Then again there was a time when halfway through our interview we were thrown out of a residence by a bad-tempered, old man. He was furious because his wife was giving an interview instead of cooking! Amazingly our very next respondent turned out to be a very warm, friendly man who took us into his home and even offered us snacks. A contrast indeed! We had also recruited some volunteers to help us with the job and their enthusiasm is really praiseworthy.
You may wonder why we need to interview the urban dwellers about the Sundarbans and tigers, when these people neither live near the Sundarbans nor have anything to do with the forest or tigers.
However, that is exactly the point that we are trying to explore – we want to see what impression people have of the Sundarbans and tigers though they live far away from the forest. We want to find out if they consider these two to be national assets and whether or not they would like to conserve them.
Most importantly our survey questionnaire also tries to explore people’s perception about environmental matters in general, for example: what and how much do they understand by the terms “conservation,” “environment,” “eco friendly”, and “biodiversity”? How much importance do they give to environmental issues?
Do they currently engage in any environmentally-friendly practices? And so on. Investigating these additional factors is just as important because almost all the threats to tigers are directly or indirectly linked with human behaviour. People’s responses to these questions will, to some extent, reflect the habits and practises of their daily lives and will give us clues on how to improve the behaviours that are threatening the environment.
After three weeks in the field, visiting four villages in the Sundarbans, Iqbal and Travis returned to Dhaka. While Iqbal looked as healthy as ever, Travis had a burnt nose and a need to not eat rice for a long time. Nevertheless, both had a completely refreshed outlook on their work. In Travis’s words, “We’ve been planning, debating, reading and writing for much of the last nine months and the three week visit to the Sundarbans brought everything into one nutshell somewhere inside my brain.
It’s a nutshell that’s absolutely fizzing with activity: webs of corruption; extreme poverty; heart-wrenching life stories; murder; desperation and desperados; lawlessness; no-mans-land; organised crime… the list goes on. It reminds me a little of old western films – where guns are synonymous with power and power is synonymous with law. So whoever has guns, or access to them, or connections with the people who have them, are in luck. Whoever doesn’t is plum out of luck.”

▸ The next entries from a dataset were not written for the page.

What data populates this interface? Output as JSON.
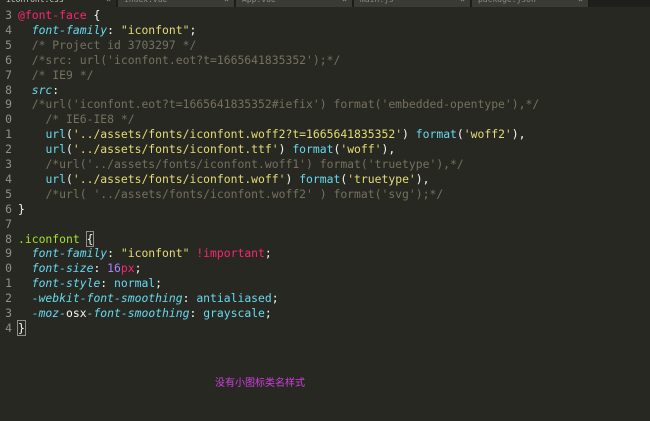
{
  "tabs": [
    {
      "label": "iconfont.css",
      "active": true
    },
    {
      "label": "index.vue"
    },
    {
      "label": "App.vue"
    },
    {
      "label": "main.js"
    },
    {
      "label": "package.json"
    }
  ],
  "lines": [
    {
      "no": "3",
      "html": "<span class=\"kw\">@font-face</span> <span class=\"pun\">{</span>"
    },
    {
      "no": "4",
      "html": "  <span class=\"prop\">font-family</span><span class=\"pun\">:</span> <span class=\"str\">\"iconfont\"</span><span class=\"pun\">;</span>"
    },
    {
      "no": "5",
      "html": "  <span class=\"com\">/* Project id 3703297 */</span>"
    },
    {
      "no": "6",
      "html": "  <span class=\"com\">/*src: url('iconfont.eot?t=1665641835352');*/</span>"
    },
    {
      "no": "7",
      "html": "  <span class=\"com\">/* IE9 */</span>"
    },
    {
      "no": "8",
      "html": "  <span class=\"prop\">src</span><span class=\"pun\">:</span>"
    },
    {
      "no": "9",
      "html": "  <span class=\"com\">/*url('iconfont.eot?t=1665641835352#iefix') format('embedded-opentype'),*/</span>"
    },
    {
      "no": "0",
      "html": "    <span class=\"com\">/* IE6-IE8 */</span>"
    },
    {
      "no": "1",
      "html": "    <span class=\"fn\">url</span><span class=\"pun\">(</span><span class=\"str\">'../assets/fonts/iconfont.woff2?t=1665641835352'</span><span class=\"pun\">)</span> <span class=\"fn\">format</span><span class=\"pun\">(</span><span class=\"str\">'woff2'</span><span class=\"pun\">),</span>"
    },
    {
      "no": "2",
      "html": "    <span class=\"fn\">url</span><span class=\"pun\">(</span><span class=\"str\">'../assets/fonts/iconfont.ttf'</span><span class=\"pun\">)</span> <span class=\"fn\">format</span><span class=\"pun\">(</span><span class=\"str\">'woff'</span><span class=\"pun\">),</span>"
    },
    {
      "no": "3",
      "html": "    <span class=\"com\">/*url('../assets/fonts/iconfont.woff1') format('truetype'),*/</span>"
    },
    {
      "no": "4",
      "html": "    <span class=\"fn\">url</span><span class=\"pun\">(</span><span class=\"str\">'../assets/fonts/iconfont.woff'</span><span class=\"pun\">)</span> <span class=\"fn\">format</span><span class=\"pun\">(</span><span class=\"str\">'truetype'</span><span class=\"pun\">),</span>"
    },
    {
      "no": "5",
      "html": "    <span class=\"com\">/*url( '../assets/fonts/iconfont.woff2' ) format('svg');*/</span>"
    },
    {
      "no": "6",
      "html": "<span class=\"pun\">}</span>"
    },
    {
      "no": "7",
      "html": ""
    },
    {
      "no": "8",
      "html": "<span class=\"cls\">.iconfont</span> <span class=\"pun cursor-box\">{</span>"
    },
    {
      "no": "9",
      "html": "  <span class=\"prop\">font-family</span><span class=\"pun\">:</span> <span class=\"str\">\"iconfont\"</span> <span class=\"imp\">!important</span><span class=\"pun\">;</span>"
    },
    {
      "no": "0",
      "html": "  <span class=\"prop\">font-size</span><span class=\"pun\">:</span> <span class=\"num\">16</span><span class=\"kw\">px</span><span class=\"pun\">;</span>"
    },
    {
      "no": "1",
      "html": "  <span class=\"prop\">font-style</span><span class=\"pun\">:</span> <span class=\"fn\">normal</span><span class=\"pun\">;</span>"
    },
    {
      "no": "2",
      "html": "  <span class=\"prop\">-webkit-font-smoothing</span><span class=\"pun\">:</span> <span class=\"fn\">antialiased</span><span class=\"pun\">;</span>"
    },
    {
      "no": "3",
      "html": "  <span class=\"prop\">-moz-</span>osx<span class=\"prop\">-font-smoothing</span><span class=\"pun\">:</span> <span class=\"fn\">grayscale</span><span class=\"pun\">;</span>"
    },
    {
      "no": "4",
      "html": "<span class=\"pun cursor-box\">}</span>"
    }
  ],
  "annotation": "没有小图标类名样式",
  "colors": {
    "background": "#272822",
    "keyword": "#f92672",
    "property": "#66d9ef",
    "string": "#e6db74",
    "comment": "#75715e",
    "selector": "#a6e22e",
    "number": "#ae81ff",
    "annotation": "#d23ee0"
  }
}
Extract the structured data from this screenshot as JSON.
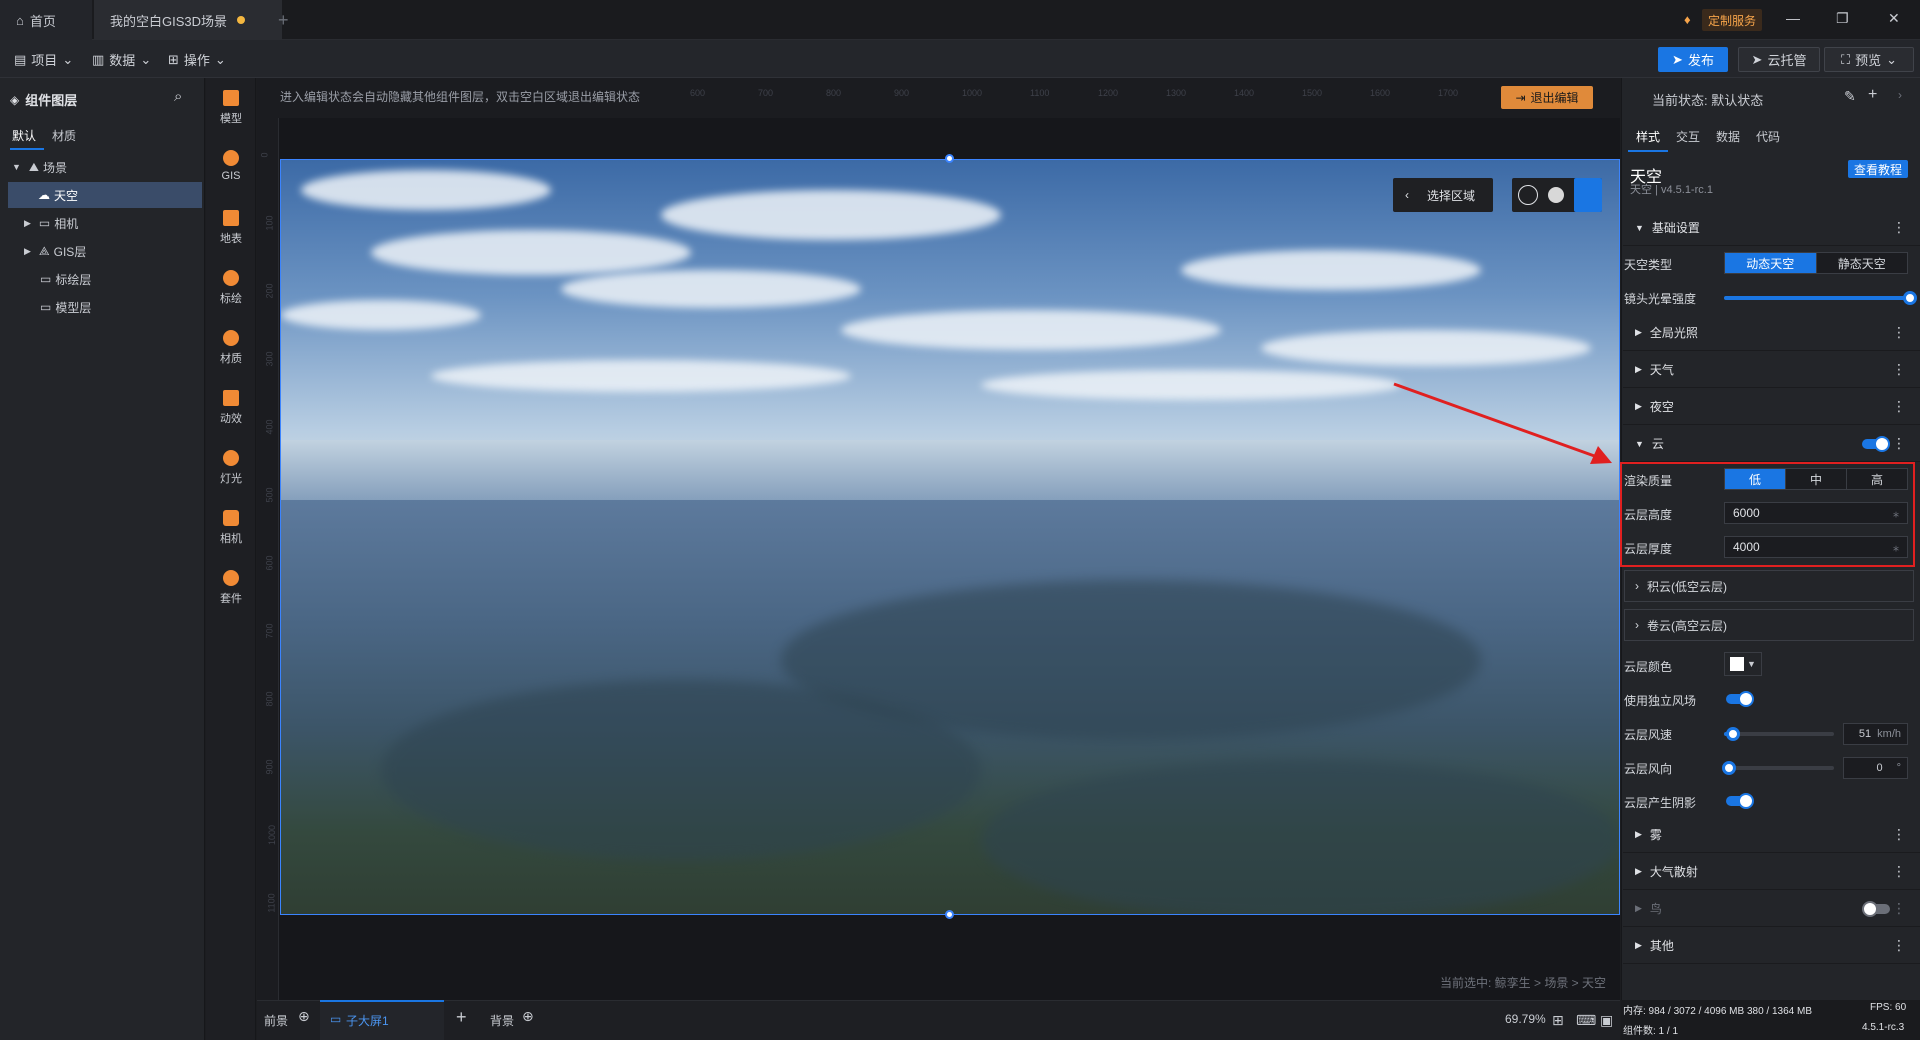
{
  "titlebar": {
    "home_tab": "首页",
    "doc_tab": "我的空白GIS3D场景",
    "custom_service": "定制服务",
    "win_min": "—",
    "win_max": "❐",
    "win_close": "✕"
  },
  "menubar": {
    "project": "项目",
    "data": "数据",
    "operate": "操作",
    "publish": "发布",
    "cloud_host": "云托管",
    "preview": "预览"
  },
  "left_panel": {
    "title": "组件图层",
    "tabs": [
      "默认",
      "材质"
    ],
    "tree": [
      {
        "label": "场景"
      },
      {
        "label": "天空"
      },
      {
        "label": "相机"
      },
      {
        "label": "GIS层"
      },
      {
        "label": "标绘层"
      },
      {
        "label": "模型层"
      }
    ]
  },
  "tools": [
    "模型",
    "GIS",
    "地表",
    "标绘",
    "材质",
    "动效",
    "灯光",
    "相机",
    "套件"
  ],
  "canvas": {
    "hint": "进入编辑状态会自动隐藏其他组件图层，双击空白区域退出编辑状态",
    "exit_edit": "退出编辑",
    "select_region": "选择区域",
    "breadcrumb": "当前选中: 鲸孪生 > 场景 > 天空",
    "ruler_top": [
      "600",
      "700",
      "800",
      "900",
      "1000",
      "1100",
      "1200",
      "1300",
      "1400",
      "1500",
      "1600",
      "1700",
      "1800"
    ],
    "ruler_left": [
      "0",
      "100",
      "200",
      "300",
      "400",
      "500",
      "600",
      "700",
      "800",
      "900",
      "1000",
      "1100"
    ]
  },
  "bottombar": {
    "foreground": "前景",
    "sub_screen": "子大屏1",
    "add": "+",
    "background": "背景",
    "zoom": "69.79%"
  },
  "right_panel": {
    "status": "当前状态: 默认状态",
    "tabs": [
      "样式",
      "交互",
      "数据",
      "代码"
    ],
    "component_title": "天空",
    "component_sub": "天空 | v4.5.1-rc.1",
    "tutorial": "查看教程",
    "sections": {
      "basic": "基础设置",
      "global_light": "全局光照",
      "weather": "天气",
      "night": "夜空",
      "cloud": "云",
      "cumulus": "积云(低空云层)",
      "cirrus": "卷云(高空云层)",
      "fog": "雾",
      "atmosphere": "大气散射",
      "bird": "鸟",
      "other": "其他"
    },
    "sky_type_label": "天空类型",
    "sky_type_options": [
      "动态天空",
      "静态天空"
    ],
    "lens_flare_label": "镜头光晕强度",
    "lens_flare_value": 1.0,
    "render_quality_label": "渲染质量",
    "render_quality_options": [
      "低",
      "中",
      "高"
    ],
    "cloud_height_label": "云层高度",
    "cloud_height": "6000",
    "cloud_thickness_label": "云层厚度",
    "cloud_thickness": "4000",
    "cloud_color_label": "云层颜色",
    "independent_wind_label": "使用独立风场",
    "wind_speed_label": "云层风速",
    "wind_speed": "51",
    "wind_speed_unit": "km/h",
    "wind_speed_fraction": 0.08,
    "wind_dir_label": "云层风向",
    "wind_dir": "0",
    "wind_dir_unit": "°",
    "cloud_shadow_label": "云层产生阴影"
  },
  "sysbar": {
    "memory": "内存: 984 / 3072 / 4096 MB  380 / 1364 MB",
    "fps": "FPS: 60",
    "components": "组件数: 1 / 1",
    "version": "4.5.1-rc.3"
  },
  "colors": {
    "accent": "#1a76e3",
    "highlight": "#e02020",
    "warning": "#e08a3a"
  }
}
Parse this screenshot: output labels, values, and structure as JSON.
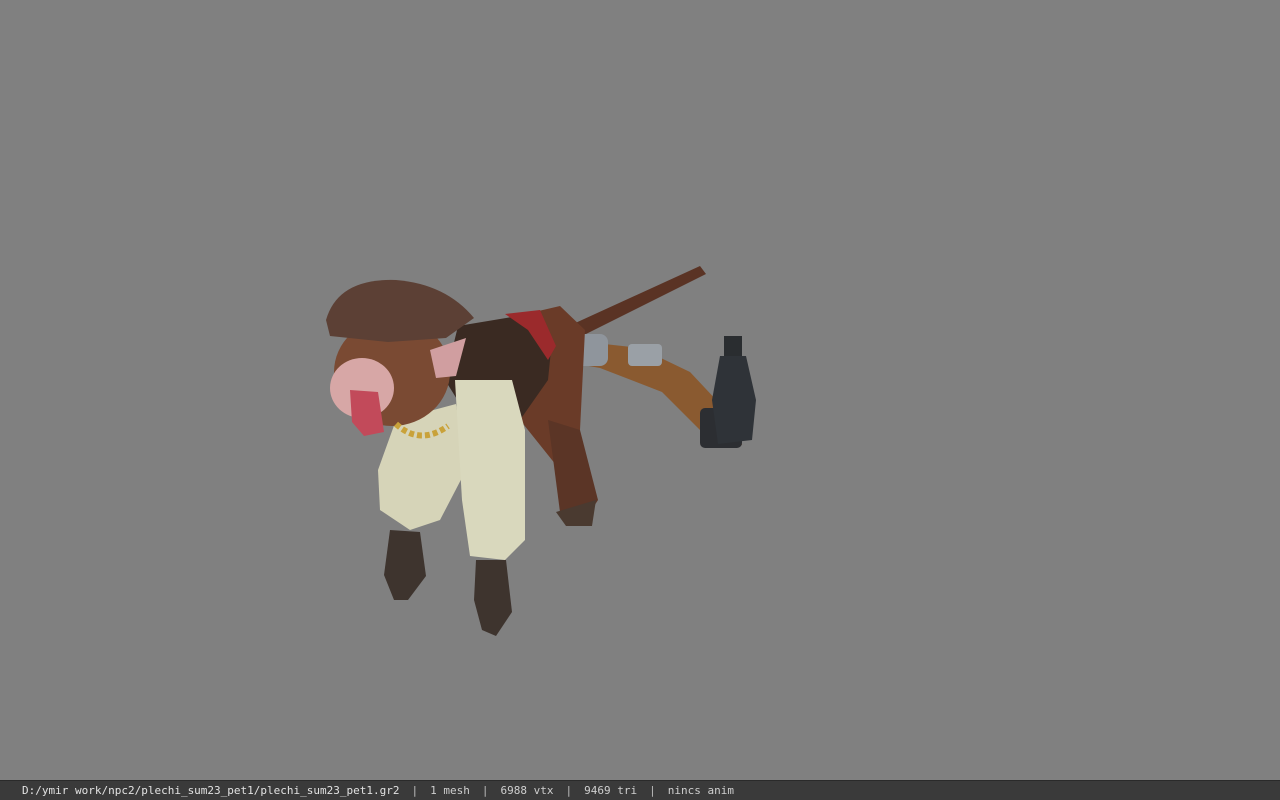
{
  "viewer": {
    "background_color": "#808080",
    "model_description_icon": "monkey-pirate-model"
  },
  "statusbar": {
    "file_path": "D:/ymir work/npc2/plechi_sum23_pet1/plechi_sum23_pet1.gr2",
    "separator": "|",
    "mesh_count": "1 mesh",
    "vertex_count": "6988 vtx",
    "triangle_count": "9469 tri",
    "animation": "nincs anim"
  }
}
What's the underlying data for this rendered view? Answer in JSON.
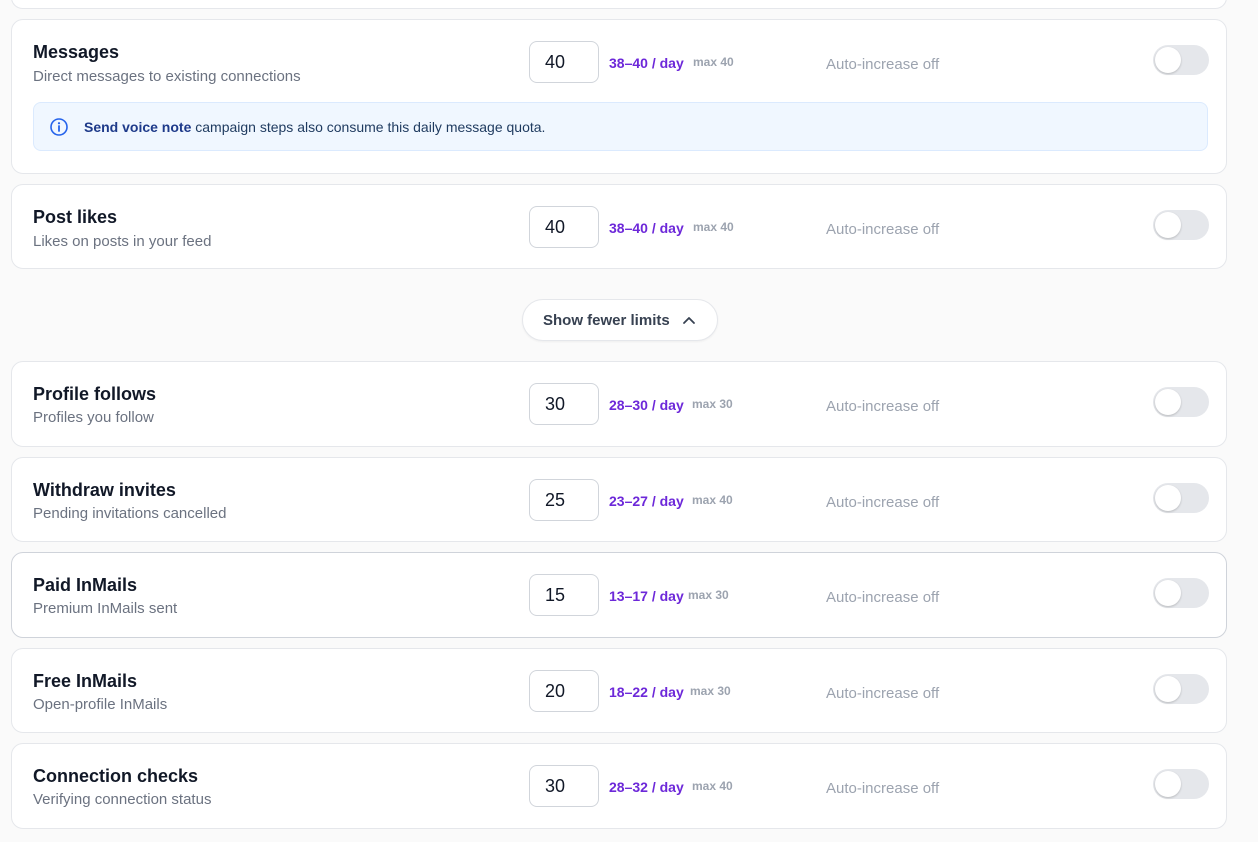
{
  "info_note": {
    "bold": "Send voice note",
    "rest": " campaign steps also consume this daily message quota."
  },
  "show_button": {
    "label": "Show fewer limits"
  },
  "limits": [
    {
      "title": "Messages",
      "subtitle": "Direct messages to existing connections",
      "value": "40",
      "range": "38–40 / day",
      "max": "max 40",
      "auto": "Auto-increase off",
      "enabled": false
    },
    {
      "title": "Post likes",
      "subtitle": "Likes on posts in your feed",
      "value": "40",
      "range": "38–40 / day",
      "max": "max 40",
      "auto": "Auto-increase off",
      "enabled": false
    },
    {
      "title": "Profile follows",
      "subtitle": "Profiles you follow",
      "value": "30",
      "range": "28–30 / day",
      "max": "max 30",
      "auto": "Auto-increase off",
      "enabled": false
    },
    {
      "title": "Withdraw invites",
      "subtitle": "Pending invitations cancelled",
      "value": "25",
      "range": "23–27 / day",
      "max": "max 40",
      "auto": "Auto-increase off",
      "enabled": false
    },
    {
      "title": "Paid InMails",
      "subtitle": "Premium InMails sent",
      "value": "15",
      "range": "13–17 / day",
      "max": "max 30",
      "auto": "Auto-increase off",
      "enabled": false
    },
    {
      "title": "Free InMails",
      "subtitle": "Open-profile InMails",
      "value": "20",
      "range": "18–22 / day",
      "max": "max 30",
      "auto": "Auto-increase off",
      "enabled": false
    },
    {
      "title": "Connection checks",
      "subtitle": "Verifying connection status",
      "value": "30",
      "range": "28–32 / day",
      "max": "max 40",
      "auto": "Auto-increase off",
      "enabled": false
    }
  ],
  "colors": {
    "accent": "#6d28d9",
    "info_bg": "#f0f7ff",
    "info_icon": "#2563eb"
  }
}
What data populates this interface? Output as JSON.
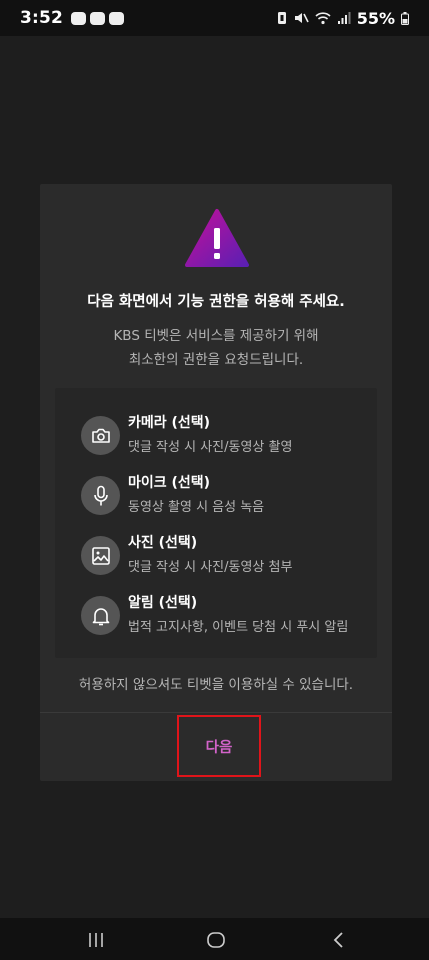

It is clear that in case of the Sundarbans communities, those who are out of luck have to resort to whatever means necessary to get that day’s food for themselves and their families. And that often means poaching deer, or using poison to catch fish. In the words of the locals, it’s ‘royal meat’, and in the words of one man, eating this royal meat made his life: ‘jibon dhonno’!
Have we got a big job ahead of us? Yes!